PROBLEM DETAILS - Return all the lines below exactly. Any picture among them is omitted.
━━━━━━━━━━
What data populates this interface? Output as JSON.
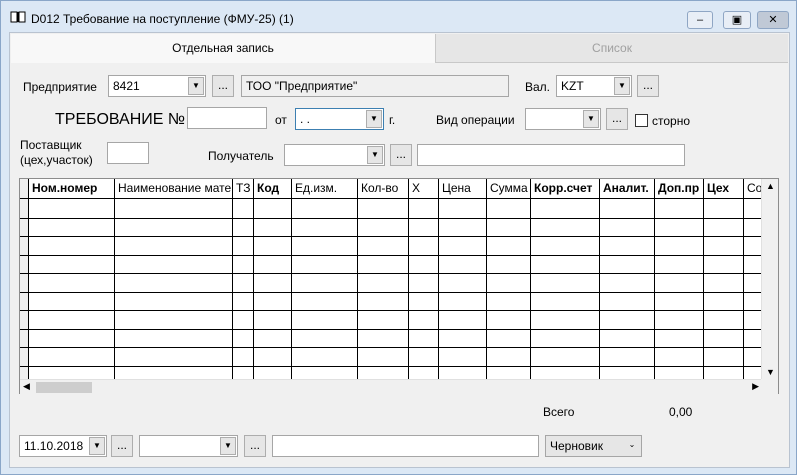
{
  "window": {
    "title": "D012 Требование на поступление (ФМУ-25) (1)",
    "icon": "book-icon"
  },
  "tabs": [
    {
      "label": "Отдельная запись",
      "active": true
    },
    {
      "label": "Список",
      "active": false
    }
  ],
  "form": {
    "enterprise_label": "Предприятие",
    "enterprise_code": "8421",
    "enterprise_name": "ТОО \"Предприятие\"",
    "currency_label": "Вал.",
    "currency": "KZT",
    "requirement_label": "ТРЕБОВАНИЕ №",
    "requirement_number": "",
    "from_label": "от",
    "date_value": " .  .",
    "year_suffix": "г.",
    "operation_label": "Вид операции",
    "operation_value": "",
    "storno_label": "сторно",
    "supplier_label_line1": "Поставщик",
    "supplier_label_line2": "(цех,участок)",
    "supplier_value": "",
    "recipient_label": "Получатель",
    "recipient_value": "",
    "recipient_name": ""
  },
  "table": {
    "columns": [
      "Ном.номер",
      "Наименование мате",
      "ТЗ",
      "Код",
      "Ед.изм.",
      "Кол-во",
      "Х",
      "Цена",
      "Сумма",
      "Корр.счет",
      "Аналит.",
      "Доп.пр",
      "Цех",
      "Сор"
    ],
    "bold_columns": [
      0,
      3,
      9,
      10,
      11,
      12
    ],
    "rows": 10
  },
  "totals": {
    "label": "Всего",
    "value": "0,00"
  },
  "footer": {
    "date": "11.10.2018",
    "combo2": "",
    "text": "",
    "status": "Черновик"
  }
}
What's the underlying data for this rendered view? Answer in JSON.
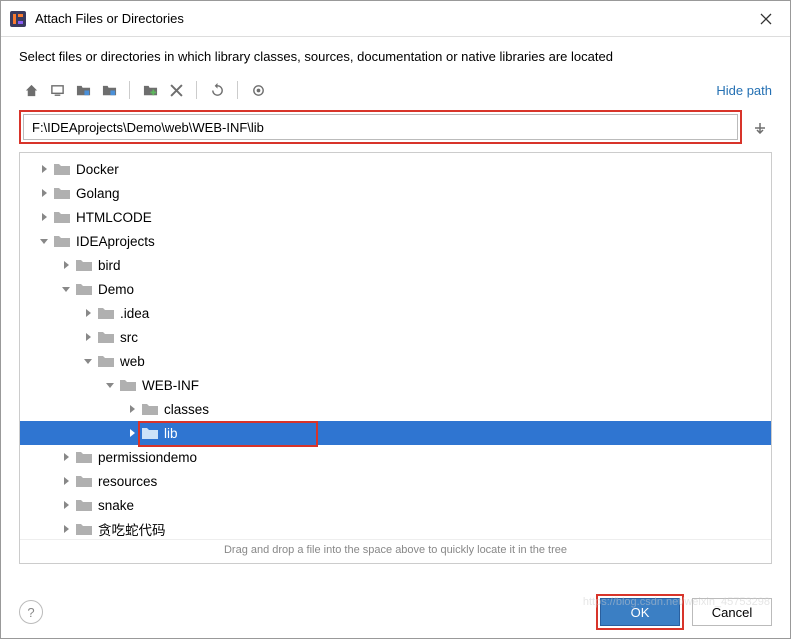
{
  "dialog": {
    "title": "Attach Files or Directories",
    "subtitle": "Select files or directories in which library classes, sources, documentation or native libraries are located",
    "hide_path": "Hide path",
    "path": "F:\\IDEAprojects\\Demo\\web\\WEB-INF\\lib",
    "drag_hint": "Drag and drop a file into the space above to quickly locate it in the tree",
    "ok": "OK",
    "cancel": "Cancel"
  },
  "tree": [
    {
      "label": "Docker",
      "depth": 0,
      "arrow": "right",
      "selected": false
    },
    {
      "label": "Golang",
      "depth": 0,
      "arrow": "right",
      "selected": false
    },
    {
      "label": "HTMLCODE",
      "depth": 0,
      "arrow": "right",
      "selected": false
    },
    {
      "label": "IDEAprojects",
      "depth": 0,
      "arrow": "down",
      "selected": false
    },
    {
      "label": "bird",
      "depth": 1,
      "arrow": "right",
      "selected": false
    },
    {
      "label": "Demo",
      "depth": 1,
      "arrow": "down",
      "selected": false
    },
    {
      "label": ".idea",
      "depth": 2,
      "arrow": "right",
      "selected": false
    },
    {
      "label": "src",
      "depth": 2,
      "arrow": "right",
      "selected": false
    },
    {
      "label": "web",
      "depth": 2,
      "arrow": "down",
      "selected": false
    },
    {
      "label": "WEB-INF",
      "depth": 3,
      "arrow": "down",
      "selected": false
    },
    {
      "label": "classes",
      "depth": 4,
      "arrow": "right",
      "selected": false
    },
    {
      "label": "lib",
      "depth": 4,
      "arrow": "right",
      "selected": true
    },
    {
      "label": "permissiondemo",
      "depth": 1,
      "arrow": "right",
      "selected": false
    },
    {
      "label": "resources",
      "depth": 1,
      "arrow": "right",
      "selected": false
    },
    {
      "label": "snake",
      "depth": 1,
      "arrow": "right",
      "selected": false
    },
    {
      "label": "贪吃蛇代码",
      "depth": 1,
      "arrow": "right",
      "selected": false
    }
  ],
  "watermark": "https://blog.csdn.net/weixin_45753298"
}
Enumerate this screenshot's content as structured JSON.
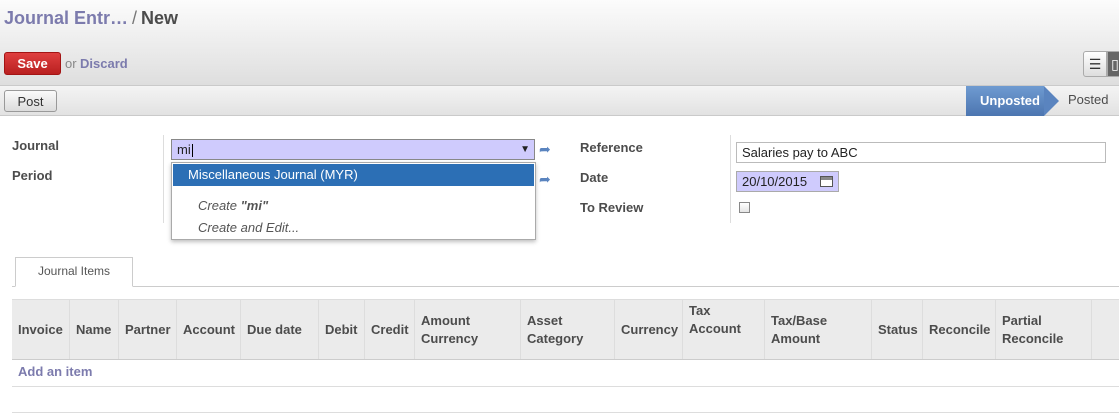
{
  "breadcrumb": {
    "parent": "Journal Entr…",
    "separator": "/",
    "current": "New"
  },
  "toolbar": {
    "save_label": "Save",
    "or_label": "or",
    "discard_label": "Discard"
  },
  "view_switch": {
    "list_icon": "list-icon",
    "form_icon": "form-icon"
  },
  "statusbar": {
    "post_label": "Post",
    "stages": [
      {
        "label": "Unposted",
        "active": true
      },
      {
        "label": "Posted",
        "active": false
      }
    ],
    "active_color": "#5a84bf"
  },
  "form": {
    "journal": {
      "label": "Journal",
      "value": "mi",
      "dropdown": {
        "selected": "Miscellaneous Journal (MYR)",
        "create_prefix": "Create ",
        "create_term": "\"mi\"",
        "create_edit": "Create and Edit..."
      }
    },
    "period": {
      "label": "Period"
    },
    "reference": {
      "label": "Reference",
      "value": "Salaries pay to ABC"
    },
    "date": {
      "label": "Date",
      "value": "20/10/2015"
    },
    "to_review": {
      "label": "To Review",
      "checked": false
    }
  },
  "notebook": {
    "tab_label": "Journal Items",
    "columns": [
      "Invoice",
      "Name",
      "Partner",
      "Account",
      "Due date",
      "Debit",
      "Credit",
      "Amount Currency",
      "Asset Category",
      "Currency",
      "Tax Account",
      "Tax/Base Amount",
      "Status",
      "Reconcile",
      "Partial Reconcile"
    ],
    "add_item_label": "Add an item"
  },
  "colors": {
    "save_red": "#c9302c",
    "link_purple": "#7c7bad",
    "input_highlight": "#cfcbfd",
    "dropdown_selected": "#2c6fb5"
  }
}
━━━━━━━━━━
PROBLEM SOLUTION -
What data populates this interface? Output as JSON.
{
  "window": {
    "title": "D012 Требование на поступление (ФМУ-25) (1)",
    "icon": "book-icon"
  },
  "tabs": [
    {
      "label": "Отдельная запись",
      "active": true
    },
    {
      "label": "Список",
      "active": false
    }
  ],
  "form": {
    "enterprise_label": "Предприятие",
    "enterprise_code": "8421",
    "enterprise_name": "ТОО \"Предприятие\"",
    "currency_label": "Вал.",
    "currency": "KZT",
    "requirement_label": "ТРЕБОВАНИЕ №",
    "requirement_number": "",
    "from_label": "от",
    "date_value": " .  .",
    "year_suffix": "г.",
    "operation_label": "Вид операции",
    "operation_value": "",
    "storno_label": "сторно",
    "supplier_label_line1": "Поставщик",
    "supplier_label_line2": "(цех,участок)",
    "supplier_value": "",
    "recipient_label": "Получатель",
    "recipient_value": "",
    "recipient_name": ""
  },
  "table": {
    "columns": [
      "Ном.номер",
      "Наименование мате",
      "ТЗ",
      "Код",
      "Ед.изм.",
      "Кол-во",
      "Х",
      "Цена",
      "Сумма",
      "Корр.счет",
      "Аналит.",
      "Доп.пр",
      "Цех",
      "Сор"
    ],
    "bold_columns": [
      0,
      3,
      9,
      10,
      11,
      12
    ],
    "rows": 10
  },
  "totals": {
    "label": "Всего",
    "value": "0,00"
  },
  "footer": {
    "date": "11.10.2018",
    "combo2": "",
    "text": "",
    "status": "Черновик"
  }
}
What's the underlying data for this rendered view? Answer in JSON.
{
  "dialog": {
    "title": "Attach Files or Directories",
    "subtitle": "Select files or directories in which library classes, sources, documentation or native libraries are located",
    "hide_path": "Hide path",
    "path": "F:\\IDEAprojects\\Demo\\web\\WEB-INF\\lib",
    "drag_hint": "Drag and drop a file into the space above to quickly locate it in the tree",
    "ok": "OK",
    "cancel": "Cancel"
  },
  "tree": [
    {
      "label": "Docker",
      "depth": 0,
      "arrow": "right",
      "selected": false
    },
    {
      "label": "Golang",
      "depth": 0,
      "arrow": "right",
      "selected": false
    },
    {
      "label": "HTMLCODE",
      "depth": 0,
      "arrow": "right",
      "selected": false
    },
    {
      "label": "IDEAprojects",
      "depth": 0,
      "arrow": "down",
      "selected": false
    },
    {
      "label": "bird",
      "depth": 1,
      "arrow": "right",
      "selected": false
    },
    {
      "label": "Demo",
      "depth": 1,
      "arrow": "down",
      "selected": false
    },
    {
      "label": ".idea",
      "depth": 2,
      "arrow": "right",
      "selected": false
    },
    {
      "label": "src",
      "depth": 2,
      "arrow": "right",
      "selected": false
    },
    {
      "label": "web",
      "depth": 2,
      "arrow": "down",
      "selected": false
    },
    {
      "label": "WEB-INF",
      "depth": 3,
      "arrow": "down",
      "selected": false
    },
    {
      "label": "classes",
      "depth": 4,
      "arrow": "right",
      "selected": false
    },
    {
      "label": "lib",
      "depth": 4,
      "arrow": "right",
      "selected": true
    },
    {
      "label": "permissiondemo",
      "depth": 1,
      "arrow": "right",
      "selected": false
    },
    {
      "label": "resources",
      "depth": 1,
      "arrow": "right",
      "selected": false
    },
    {
      "label": "snake",
      "depth": 1,
      "arrow": "right",
      "selected": false
    },
    {
      "label": "贪吃蛇代码",
      "depth": 1,
      "arrow": "right",
      "selected": false
    }
  ],
  "watermark": "https://blog.csdn.net/weixin_45753298"
}
Enumerate this screenshot's content as structured JSON.
{
  "breadcrumb": {
    "parent": "Journal Entr…",
    "separator": "/",
    "current": "New"
  },
  "toolbar": {
    "save_label": "Save",
    "or_label": "or",
    "discard_label": "Discard"
  },
  "view_switch": {
    "list_icon": "list-icon",
    "form_icon": "form-icon"
  },
  "statusbar": {
    "post_label": "Post",
    "stages": [
      {
        "label": "Unposted",
        "active": true
      },
      {
        "label": "Posted",
        "active": false
      }
    ],
    "active_color": "#5a84bf"
  },
  "form": {
    "journal": {
      "label": "Journal",
      "value": "mi",
      "dropdown": {
        "selected": "Miscellaneous Journal (MYR)",
        "create_prefix": "Create ",
        "create_term": "\"mi\"",
        "create_edit": "Create and Edit..."
      }
    },
    "period": {
      "label": "Period"
    },
    "reference": {
      "label": "Reference",
      "value": "Salaries pay to ABC"
    },
    "date": {
      "label": "Date",
      "value": "20/10/2015"
    },
    "to_review": {
      "label": "To Review",
      "checked": false
    }
  },
  "notebook": {
    "tab_label": "Journal Items",
    "columns": [
      "Invoice",
      "Name",
      "Partner",
      "Account",
      "Due date",
      "Debit",
      "Credit",
      "Amount Currency",
      "Asset Category",
      "Currency",
      "Tax Account",
      "Tax/Base Amount",
      "Status",
      "Reconcile",
      "Partial Reconcile"
    ],
    "add_item_label": "Add an item"
  },
  "colors": {
    "save_red": "#c9302c",
    "link_purple": "#7c7bad",
    "input_highlight": "#cfcbfd",
    "dropdown_selected": "#2c6fb5"
  }
}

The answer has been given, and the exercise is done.